  5. Accountability. The principles conclude with an encompassing aim for accountability – that AI actors should be the ones held accountable for the above principles and for the functioning of AI systems. 

The second part of the Recommendation focused on what governments could do in implementing their national policies on AI. 

There are many other efforts in creating recommendations on AI. However, when these principles are pursued unilaterally, they may only have localized impacts. For example, the EU has developed a framework on how to implement AI in an ethical way, and Canada has included the Pan-Canadian Artificial Intelligence Strategy in its 2017 federal budget. In contrast, OECD member countries and six non-member countries have signed on to the OECD Recommendation. While the Recommendation reflects the priorities of member countries, the OECD is aiming for international support on these guidelines and welcomes additional supporters from any country.

The OECD Secretary-General Angel Gurria believes that these principles will represent a new core, or global reference point of AI governance, and others have stated that the OECD’s principles “provide a clear orientation to what are the fundamental values that need to be respected.” 

G20 Endorsement

The Recommendation was well-received globally. In a speech at the OECD forum, Deputy Assistant to the United States President for Technology Policy Michael Kratsios referred to the OECD Recommendation as “a historic step.”

While OECD Recommendations are not legally binding, OECD outputs are influential and have many times formed the basis of international standards and helped governments design national legislation. For example, the OECD Privacy Guidelines first adopted in 1980 (and most recently updated in 2013) underlie many privacy laws and frameworks in the United States, Europe and Asia and are referenced in trade agreements. 

At the June 2019 summit, G20 trade ministers and digital economy ministers released “G20 AI Principles” which draw heavily from the five OECD Principles. The summit sought to strengthen G20 trade and digital economic policy cooperation. In a joint statement issued by the G20, the ministers focused on the responsible development and stewardship of trustworthy AI. They also committed to a more human-centered approach to AI in order to build the public’s confidence in the emerging technology. 

The G20’s endorsement of the OECD principles introduces countries across the globe to the fundamental ideas behind the principles. These principles act as important guideposts as the world embarks on the development and growth of artificial intelligence. The major influence of artificial intelligence on several industries, and its potential, make guiding principles even more necessary in order to make the best use of this emerging technology.

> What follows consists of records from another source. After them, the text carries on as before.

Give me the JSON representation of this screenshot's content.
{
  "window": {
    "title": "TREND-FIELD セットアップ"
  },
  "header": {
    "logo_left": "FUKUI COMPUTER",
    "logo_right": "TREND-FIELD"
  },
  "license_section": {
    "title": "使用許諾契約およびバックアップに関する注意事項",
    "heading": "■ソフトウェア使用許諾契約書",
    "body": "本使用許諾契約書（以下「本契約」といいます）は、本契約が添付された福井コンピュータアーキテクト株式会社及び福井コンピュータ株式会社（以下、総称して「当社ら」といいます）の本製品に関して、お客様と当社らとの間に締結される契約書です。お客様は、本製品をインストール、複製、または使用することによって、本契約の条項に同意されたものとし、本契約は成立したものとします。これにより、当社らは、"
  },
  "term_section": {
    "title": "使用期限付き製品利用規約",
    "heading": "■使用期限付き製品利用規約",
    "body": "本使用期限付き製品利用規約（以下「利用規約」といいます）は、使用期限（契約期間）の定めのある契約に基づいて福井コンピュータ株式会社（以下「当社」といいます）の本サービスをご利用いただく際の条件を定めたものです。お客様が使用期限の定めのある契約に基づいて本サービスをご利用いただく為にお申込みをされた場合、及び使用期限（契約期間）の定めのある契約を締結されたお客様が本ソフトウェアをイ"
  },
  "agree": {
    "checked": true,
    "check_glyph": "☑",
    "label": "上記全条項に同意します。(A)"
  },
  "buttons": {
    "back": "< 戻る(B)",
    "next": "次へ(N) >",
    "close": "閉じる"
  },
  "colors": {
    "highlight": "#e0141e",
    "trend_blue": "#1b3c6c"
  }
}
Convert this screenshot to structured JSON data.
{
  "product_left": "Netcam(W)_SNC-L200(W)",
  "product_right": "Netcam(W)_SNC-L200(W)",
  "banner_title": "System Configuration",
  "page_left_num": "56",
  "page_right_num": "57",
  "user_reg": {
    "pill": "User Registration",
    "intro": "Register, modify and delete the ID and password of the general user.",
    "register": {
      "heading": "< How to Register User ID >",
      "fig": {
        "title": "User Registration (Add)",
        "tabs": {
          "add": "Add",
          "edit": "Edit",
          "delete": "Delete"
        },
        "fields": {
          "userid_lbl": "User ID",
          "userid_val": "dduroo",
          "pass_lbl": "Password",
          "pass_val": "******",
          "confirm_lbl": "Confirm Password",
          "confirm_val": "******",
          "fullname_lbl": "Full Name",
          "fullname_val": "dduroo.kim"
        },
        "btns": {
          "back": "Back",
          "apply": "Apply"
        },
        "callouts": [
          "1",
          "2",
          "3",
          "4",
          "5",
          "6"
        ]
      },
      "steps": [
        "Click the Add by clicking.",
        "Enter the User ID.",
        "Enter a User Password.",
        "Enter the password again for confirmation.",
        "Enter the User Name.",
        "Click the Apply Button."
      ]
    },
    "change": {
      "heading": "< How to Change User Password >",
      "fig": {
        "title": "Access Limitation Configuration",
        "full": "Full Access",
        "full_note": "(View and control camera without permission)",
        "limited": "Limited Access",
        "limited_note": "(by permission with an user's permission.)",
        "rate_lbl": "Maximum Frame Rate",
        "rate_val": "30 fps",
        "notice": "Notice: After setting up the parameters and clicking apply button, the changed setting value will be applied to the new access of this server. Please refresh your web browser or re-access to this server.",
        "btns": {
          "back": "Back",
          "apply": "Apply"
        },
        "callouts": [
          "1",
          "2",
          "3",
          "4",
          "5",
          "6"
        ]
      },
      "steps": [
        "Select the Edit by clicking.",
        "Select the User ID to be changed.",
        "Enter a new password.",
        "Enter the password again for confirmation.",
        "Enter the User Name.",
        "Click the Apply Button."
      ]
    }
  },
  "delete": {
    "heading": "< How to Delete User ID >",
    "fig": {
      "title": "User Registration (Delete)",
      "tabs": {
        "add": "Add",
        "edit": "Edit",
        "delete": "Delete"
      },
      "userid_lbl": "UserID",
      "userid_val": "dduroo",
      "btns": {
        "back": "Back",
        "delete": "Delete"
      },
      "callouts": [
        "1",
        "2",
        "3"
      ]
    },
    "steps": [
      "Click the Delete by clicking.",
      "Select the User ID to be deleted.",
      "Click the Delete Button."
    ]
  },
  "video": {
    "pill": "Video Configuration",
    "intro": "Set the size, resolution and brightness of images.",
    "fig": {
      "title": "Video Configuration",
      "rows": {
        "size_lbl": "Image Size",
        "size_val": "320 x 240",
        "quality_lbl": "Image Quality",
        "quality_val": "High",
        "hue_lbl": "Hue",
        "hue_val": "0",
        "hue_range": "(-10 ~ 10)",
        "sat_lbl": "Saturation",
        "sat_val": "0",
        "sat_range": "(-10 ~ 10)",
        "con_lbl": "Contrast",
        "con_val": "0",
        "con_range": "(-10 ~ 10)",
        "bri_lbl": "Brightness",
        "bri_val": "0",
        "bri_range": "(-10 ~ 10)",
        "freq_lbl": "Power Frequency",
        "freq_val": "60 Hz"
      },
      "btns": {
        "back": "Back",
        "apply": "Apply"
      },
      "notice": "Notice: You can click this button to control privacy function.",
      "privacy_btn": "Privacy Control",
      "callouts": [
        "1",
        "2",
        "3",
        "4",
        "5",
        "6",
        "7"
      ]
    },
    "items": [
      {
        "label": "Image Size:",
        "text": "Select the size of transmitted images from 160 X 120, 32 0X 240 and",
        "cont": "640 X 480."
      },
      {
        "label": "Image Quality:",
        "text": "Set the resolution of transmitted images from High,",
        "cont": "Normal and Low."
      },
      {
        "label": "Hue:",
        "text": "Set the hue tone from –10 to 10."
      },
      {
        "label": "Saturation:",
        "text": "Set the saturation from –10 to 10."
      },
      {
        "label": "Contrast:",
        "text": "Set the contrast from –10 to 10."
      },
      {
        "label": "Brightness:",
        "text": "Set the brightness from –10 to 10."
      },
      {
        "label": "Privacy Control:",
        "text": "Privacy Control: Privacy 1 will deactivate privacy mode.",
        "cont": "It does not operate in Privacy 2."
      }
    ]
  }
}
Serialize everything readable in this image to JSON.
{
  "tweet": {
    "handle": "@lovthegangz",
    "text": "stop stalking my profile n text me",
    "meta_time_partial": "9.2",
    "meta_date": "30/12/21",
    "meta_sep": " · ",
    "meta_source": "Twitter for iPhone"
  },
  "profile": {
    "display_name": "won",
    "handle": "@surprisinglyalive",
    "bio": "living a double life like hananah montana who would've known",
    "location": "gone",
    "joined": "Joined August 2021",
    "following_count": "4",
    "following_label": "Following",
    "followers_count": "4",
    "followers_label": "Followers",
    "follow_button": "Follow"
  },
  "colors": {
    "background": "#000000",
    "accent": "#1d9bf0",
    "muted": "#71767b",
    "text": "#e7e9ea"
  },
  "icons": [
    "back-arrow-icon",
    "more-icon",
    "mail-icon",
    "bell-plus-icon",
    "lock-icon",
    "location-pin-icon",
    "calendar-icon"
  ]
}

New technologies are constantly emerging that promise to change our lives for the better. These disruptive technologies give us an increase in choice, make technologies more accessible, make things more affordable, and give consumers a voice. And the pace of innovation has only quickened in recent years, as the Internet has enabled a wave of new, inter-connected devices that have benefited consumers around the world, seemingly in all aspects of their lives. Preserving an innovation-friendly market is, therefore, tantamount not only to businesses but society at large.